Work required: Locate every line in the records below that holds the word "clock" and return each one.

------------------------

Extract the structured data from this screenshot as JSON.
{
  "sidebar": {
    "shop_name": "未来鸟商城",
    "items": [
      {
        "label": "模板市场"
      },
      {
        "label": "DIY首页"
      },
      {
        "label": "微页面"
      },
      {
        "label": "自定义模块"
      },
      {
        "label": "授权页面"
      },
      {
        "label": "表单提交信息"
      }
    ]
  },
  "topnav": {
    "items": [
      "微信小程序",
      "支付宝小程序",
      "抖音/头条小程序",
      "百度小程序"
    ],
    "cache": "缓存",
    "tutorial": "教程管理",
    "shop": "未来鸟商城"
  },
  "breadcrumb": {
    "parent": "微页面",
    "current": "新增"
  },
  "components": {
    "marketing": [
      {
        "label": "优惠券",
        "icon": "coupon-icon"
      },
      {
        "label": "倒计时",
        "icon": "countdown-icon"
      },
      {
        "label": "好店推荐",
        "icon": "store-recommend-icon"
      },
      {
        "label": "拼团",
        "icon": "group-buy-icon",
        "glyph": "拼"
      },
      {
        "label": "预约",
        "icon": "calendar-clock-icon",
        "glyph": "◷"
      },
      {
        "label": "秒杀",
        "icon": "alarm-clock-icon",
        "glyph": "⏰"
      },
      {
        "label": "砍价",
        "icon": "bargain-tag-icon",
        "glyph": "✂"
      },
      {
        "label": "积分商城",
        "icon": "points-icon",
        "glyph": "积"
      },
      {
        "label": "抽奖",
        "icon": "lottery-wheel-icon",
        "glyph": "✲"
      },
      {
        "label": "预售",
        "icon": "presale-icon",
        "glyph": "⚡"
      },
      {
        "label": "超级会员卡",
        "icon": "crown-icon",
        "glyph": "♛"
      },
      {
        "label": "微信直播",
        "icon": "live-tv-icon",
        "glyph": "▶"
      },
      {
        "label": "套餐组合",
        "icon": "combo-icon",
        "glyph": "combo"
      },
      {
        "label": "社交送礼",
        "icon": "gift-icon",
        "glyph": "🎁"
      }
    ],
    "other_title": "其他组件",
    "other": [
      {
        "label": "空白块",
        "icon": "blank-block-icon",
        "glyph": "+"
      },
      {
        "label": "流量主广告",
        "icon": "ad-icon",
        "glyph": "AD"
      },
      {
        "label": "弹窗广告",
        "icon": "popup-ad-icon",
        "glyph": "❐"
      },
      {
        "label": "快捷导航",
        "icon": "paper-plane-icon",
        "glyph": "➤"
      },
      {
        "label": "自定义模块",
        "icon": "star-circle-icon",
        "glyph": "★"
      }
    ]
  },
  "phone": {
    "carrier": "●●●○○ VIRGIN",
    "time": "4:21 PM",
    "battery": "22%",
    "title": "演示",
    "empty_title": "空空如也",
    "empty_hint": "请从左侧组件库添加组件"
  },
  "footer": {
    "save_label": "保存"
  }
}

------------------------

Response:
        "icon": "calendar-clock-icon",
        "icon": "alarm-clock-icon",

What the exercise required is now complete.